◆ **Information provided**:
* * * * * * * * *
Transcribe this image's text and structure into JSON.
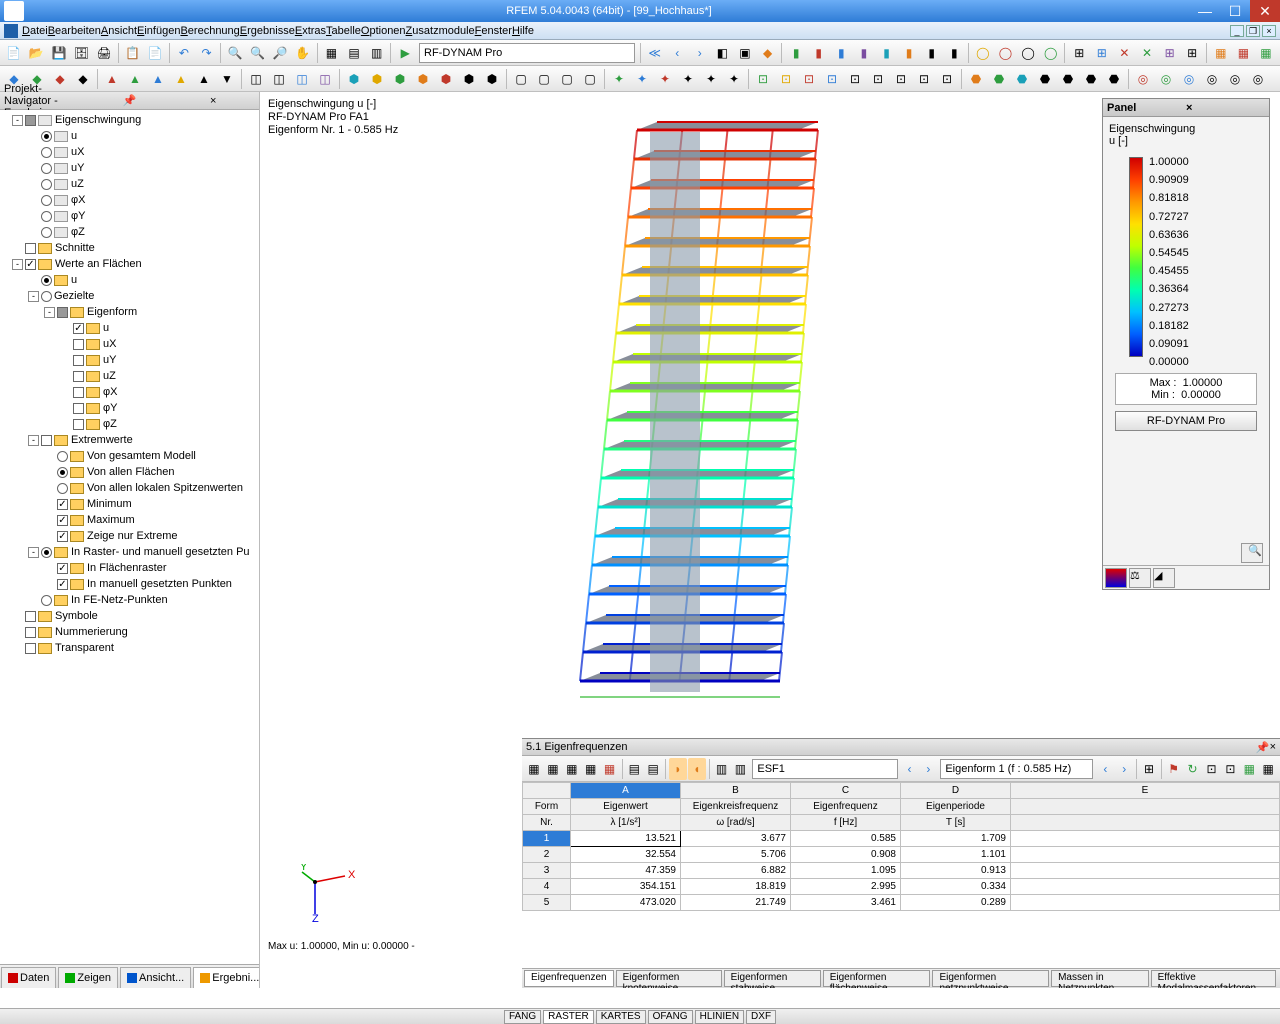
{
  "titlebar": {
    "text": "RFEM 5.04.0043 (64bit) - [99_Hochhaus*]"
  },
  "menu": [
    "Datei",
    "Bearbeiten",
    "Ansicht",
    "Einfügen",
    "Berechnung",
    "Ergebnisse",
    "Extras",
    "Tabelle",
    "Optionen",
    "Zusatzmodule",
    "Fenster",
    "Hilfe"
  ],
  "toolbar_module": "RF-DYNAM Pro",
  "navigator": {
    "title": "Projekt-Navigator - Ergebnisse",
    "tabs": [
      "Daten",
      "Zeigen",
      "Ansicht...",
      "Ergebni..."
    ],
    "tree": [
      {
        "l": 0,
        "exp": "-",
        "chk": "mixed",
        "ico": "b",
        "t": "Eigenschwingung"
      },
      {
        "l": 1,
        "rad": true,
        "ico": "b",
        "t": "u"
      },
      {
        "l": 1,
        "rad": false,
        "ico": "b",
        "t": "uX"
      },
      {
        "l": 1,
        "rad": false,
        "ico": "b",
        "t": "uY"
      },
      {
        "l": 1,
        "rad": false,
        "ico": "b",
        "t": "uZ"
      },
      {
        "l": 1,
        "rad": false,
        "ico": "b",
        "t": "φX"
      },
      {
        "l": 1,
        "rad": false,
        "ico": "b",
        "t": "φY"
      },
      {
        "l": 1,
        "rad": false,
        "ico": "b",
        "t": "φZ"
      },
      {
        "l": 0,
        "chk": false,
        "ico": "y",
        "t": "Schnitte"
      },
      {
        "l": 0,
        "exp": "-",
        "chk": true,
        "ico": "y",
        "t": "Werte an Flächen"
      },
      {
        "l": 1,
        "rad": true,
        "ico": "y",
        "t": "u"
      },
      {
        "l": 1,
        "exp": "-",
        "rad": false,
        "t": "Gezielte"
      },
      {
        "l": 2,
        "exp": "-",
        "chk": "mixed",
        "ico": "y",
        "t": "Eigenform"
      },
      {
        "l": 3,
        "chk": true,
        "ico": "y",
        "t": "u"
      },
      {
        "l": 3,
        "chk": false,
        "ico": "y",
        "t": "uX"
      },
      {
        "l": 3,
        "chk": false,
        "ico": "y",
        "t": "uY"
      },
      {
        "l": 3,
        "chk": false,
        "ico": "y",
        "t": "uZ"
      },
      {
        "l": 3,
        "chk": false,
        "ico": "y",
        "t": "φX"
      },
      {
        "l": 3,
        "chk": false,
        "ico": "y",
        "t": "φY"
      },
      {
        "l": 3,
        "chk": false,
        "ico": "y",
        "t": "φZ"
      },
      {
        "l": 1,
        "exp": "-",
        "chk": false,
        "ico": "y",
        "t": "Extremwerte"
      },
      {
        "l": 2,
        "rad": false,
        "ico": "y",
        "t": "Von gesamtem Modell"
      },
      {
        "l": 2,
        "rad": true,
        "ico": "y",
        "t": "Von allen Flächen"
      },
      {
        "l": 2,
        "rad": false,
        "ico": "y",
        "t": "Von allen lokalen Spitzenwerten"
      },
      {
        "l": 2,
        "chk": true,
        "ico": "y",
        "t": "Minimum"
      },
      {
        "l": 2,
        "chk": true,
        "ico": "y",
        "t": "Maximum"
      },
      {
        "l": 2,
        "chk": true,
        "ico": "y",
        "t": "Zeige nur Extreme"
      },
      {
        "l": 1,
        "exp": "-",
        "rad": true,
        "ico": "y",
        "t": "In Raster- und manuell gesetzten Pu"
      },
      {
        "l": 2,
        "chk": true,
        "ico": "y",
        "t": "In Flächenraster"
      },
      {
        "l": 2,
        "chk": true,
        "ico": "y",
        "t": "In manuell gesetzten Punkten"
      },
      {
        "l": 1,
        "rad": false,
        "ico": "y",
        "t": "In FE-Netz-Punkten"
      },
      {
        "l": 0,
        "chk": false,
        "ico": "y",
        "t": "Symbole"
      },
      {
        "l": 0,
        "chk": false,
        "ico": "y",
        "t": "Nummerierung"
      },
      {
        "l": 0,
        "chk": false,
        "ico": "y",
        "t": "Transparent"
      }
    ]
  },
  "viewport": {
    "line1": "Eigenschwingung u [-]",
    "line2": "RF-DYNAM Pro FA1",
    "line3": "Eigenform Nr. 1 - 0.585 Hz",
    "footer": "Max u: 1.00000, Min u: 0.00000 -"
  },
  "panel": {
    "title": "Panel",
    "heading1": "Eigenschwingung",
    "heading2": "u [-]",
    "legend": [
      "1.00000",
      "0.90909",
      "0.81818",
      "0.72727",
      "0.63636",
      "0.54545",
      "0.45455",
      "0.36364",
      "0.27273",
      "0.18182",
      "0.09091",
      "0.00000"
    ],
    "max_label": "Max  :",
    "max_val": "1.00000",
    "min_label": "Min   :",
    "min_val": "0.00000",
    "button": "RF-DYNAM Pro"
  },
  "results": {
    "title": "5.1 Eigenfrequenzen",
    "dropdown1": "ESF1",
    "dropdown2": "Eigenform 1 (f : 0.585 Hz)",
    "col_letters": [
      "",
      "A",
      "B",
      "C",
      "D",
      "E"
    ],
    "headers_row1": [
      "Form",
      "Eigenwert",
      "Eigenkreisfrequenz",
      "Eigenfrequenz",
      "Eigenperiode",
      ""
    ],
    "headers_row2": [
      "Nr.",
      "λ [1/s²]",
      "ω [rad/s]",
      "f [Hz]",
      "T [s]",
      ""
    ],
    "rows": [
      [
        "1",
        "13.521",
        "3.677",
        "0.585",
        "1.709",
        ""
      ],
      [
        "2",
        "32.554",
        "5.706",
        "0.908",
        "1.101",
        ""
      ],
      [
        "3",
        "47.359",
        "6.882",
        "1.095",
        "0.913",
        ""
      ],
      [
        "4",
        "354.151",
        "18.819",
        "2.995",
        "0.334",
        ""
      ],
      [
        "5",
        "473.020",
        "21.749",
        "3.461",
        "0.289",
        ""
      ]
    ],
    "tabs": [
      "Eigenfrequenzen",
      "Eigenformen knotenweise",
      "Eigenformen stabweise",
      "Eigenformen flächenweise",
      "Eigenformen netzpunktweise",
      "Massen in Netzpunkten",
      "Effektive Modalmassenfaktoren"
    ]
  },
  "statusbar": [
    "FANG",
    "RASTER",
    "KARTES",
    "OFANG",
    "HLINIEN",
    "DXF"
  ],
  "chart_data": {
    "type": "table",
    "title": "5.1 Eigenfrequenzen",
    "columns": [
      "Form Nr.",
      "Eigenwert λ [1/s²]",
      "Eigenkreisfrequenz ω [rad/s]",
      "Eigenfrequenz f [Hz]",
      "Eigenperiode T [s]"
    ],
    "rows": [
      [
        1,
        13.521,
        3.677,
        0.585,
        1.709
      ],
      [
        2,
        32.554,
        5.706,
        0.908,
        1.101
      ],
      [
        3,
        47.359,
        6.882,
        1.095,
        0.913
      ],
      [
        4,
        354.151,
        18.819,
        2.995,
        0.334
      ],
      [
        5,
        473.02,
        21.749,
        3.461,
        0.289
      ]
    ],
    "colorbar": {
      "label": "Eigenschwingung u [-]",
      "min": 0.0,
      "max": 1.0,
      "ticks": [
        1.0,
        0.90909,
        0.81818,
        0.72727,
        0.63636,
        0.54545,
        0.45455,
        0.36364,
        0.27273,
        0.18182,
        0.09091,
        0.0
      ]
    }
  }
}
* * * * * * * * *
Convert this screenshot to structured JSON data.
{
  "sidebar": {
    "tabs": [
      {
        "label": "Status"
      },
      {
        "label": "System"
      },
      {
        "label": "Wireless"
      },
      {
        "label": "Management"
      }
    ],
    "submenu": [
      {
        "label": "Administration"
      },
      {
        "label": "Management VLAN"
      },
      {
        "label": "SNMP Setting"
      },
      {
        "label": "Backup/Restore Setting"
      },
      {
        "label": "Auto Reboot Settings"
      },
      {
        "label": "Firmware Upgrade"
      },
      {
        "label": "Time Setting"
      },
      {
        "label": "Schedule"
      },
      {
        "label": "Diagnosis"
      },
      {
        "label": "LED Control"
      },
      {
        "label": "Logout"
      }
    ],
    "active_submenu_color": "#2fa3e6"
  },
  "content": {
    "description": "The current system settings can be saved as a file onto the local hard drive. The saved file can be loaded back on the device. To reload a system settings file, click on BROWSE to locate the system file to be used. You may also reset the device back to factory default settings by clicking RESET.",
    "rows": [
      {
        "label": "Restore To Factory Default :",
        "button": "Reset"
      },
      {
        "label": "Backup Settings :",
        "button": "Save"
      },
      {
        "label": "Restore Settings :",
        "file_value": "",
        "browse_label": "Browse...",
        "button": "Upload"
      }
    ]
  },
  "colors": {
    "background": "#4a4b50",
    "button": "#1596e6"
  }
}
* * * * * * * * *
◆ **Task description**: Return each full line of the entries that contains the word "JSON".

◆ **Exercise result**:
Transcribe this image's text and structure into JSON.
Convert this screenshot to structured JSON data.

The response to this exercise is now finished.